Technical Aspects and Clinical Limitations of Sperm DNA Fragmentation Testing in Male Infertility A Global Survey, Current Guidelines, and Expert Recommendations

Agarwal A., Farkouh A., Saleh R., Hamoda T. A. A., Salvio G., Boitrelle F., ...More

WORLD JOURNAL OF MENS HEALTH, vol.42, no.1, pp.202-215, 2024 (SCI-Expanded) identifier identifier identifier

  • Publication Type: Article / Article
  • Volume: 42 Issue: 1
  • Publication Date: 2024
  • Doi Number: 10.5534/wjmh.230076
  • Journal Indexes: Science Citation Index Expanded (SCI-EXPANDED), Scopus, Academic Search Premier, Directory of Open Access Journals
  • Page Numbers: pp.202-215
  • Keywords: Delphi method, Diagnostic test, DNA fragmentation, Infertility, male, Survey
  • Istanbul Medipol University Affiliated: Yes


Purpose: Sperm DNA fragmentation (SDF) is a functional sperm abnormality that can impact reproductive potential, for which four assays have been described in the recently published sixth edition of the WHO laboratory manual for the examination and processing of human semen. The purpose of this study was to examine the global practices related to the use of SDF assays and investigate the barriers and limitations that clinicians face in incorporating these tests into their practice. Materials and Methods: Clinicians managing male infertility were invited to complete an online survey on practices related to SDF diagnostic and treatment approaches.
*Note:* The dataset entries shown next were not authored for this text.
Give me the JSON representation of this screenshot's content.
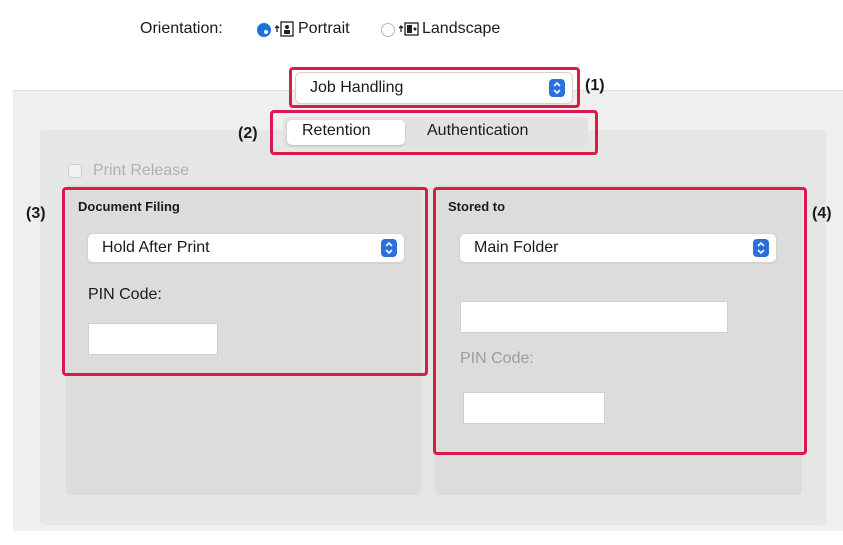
{
  "orientation": {
    "label": "Orientation:",
    "options": [
      {
        "label": "Portrait",
        "selected": true,
        "icon": "portrait-orientation-icon"
      },
      {
        "label": "Landscape",
        "selected": false,
        "icon": "landscape-orientation-icon"
      }
    ]
  },
  "panel_select": {
    "value": "Job Handling"
  },
  "tabs": [
    {
      "label": "Retention",
      "selected": true
    },
    {
      "label": "Authentication",
      "selected": false
    }
  ],
  "print_release": {
    "label": "Print Release",
    "checked": false,
    "enabled": false
  },
  "document_filing": {
    "title": "Document Filing",
    "mode": "Hold After Print",
    "pin_label": "PIN Code:",
    "pin_value": ""
  },
  "stored_to": {
    "title": "Stored to",
    "folder": "Main Folder",
    "folder_name_value": "",
    "pin_label": "PIN Code:",
    "pin_value": ""
  },
  "callouts": {
    "c1": "(1)",
    "c2": "(2)",
    "c3": "(3)",
    "c4": "(4)"
  },
  "colors": {
    "highlight": "#d81b48",
    "accent": "#1c6fe0"
  }
}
Their responses related to the technical aspects of SDF testing, current professional society guidelines, and the literature were used to generate expert recommendations via the Delphi method. Finally, challenges related to SDF that the clinicians encounter in their daily practice were captured. Results: The survey was completed by 436 reproductive clinicians. Overall, terminal deoxynucleotidyl transferase deoxyuridine triphosphate Nick-End Labeling (TUNEL) is the most commonly used assay chosen by 28.6%, followed by the sperm chromatin structure assay (24.1%), and the sperm chromatin dispersion (19.1%). The choice of the assay was largely influenced by availability (70% of respondents). A threshold of 30% was the most selected cut-off value for elevated SDF by 33.7% of clinicians. Of respondents, 53.6% recommend SDF testing after 3 to 5 days of abstinence. Although 75.3% believe SDF testing can provide an explanation for many unknown causes of infertility, the main limiting factors selected by respondents are a lack of professional society guideline recommendations (62.7%) and an absence of globally accepted references for SDF interpretation (50.3%). Conclusions: This study represents the largest global survey on the technical aspects of SDF testing as well as the barriers encountered by clinicians. Unified global recommendations regarding clinician implementation and standard laboratory interpretation of SDF testing are crucial.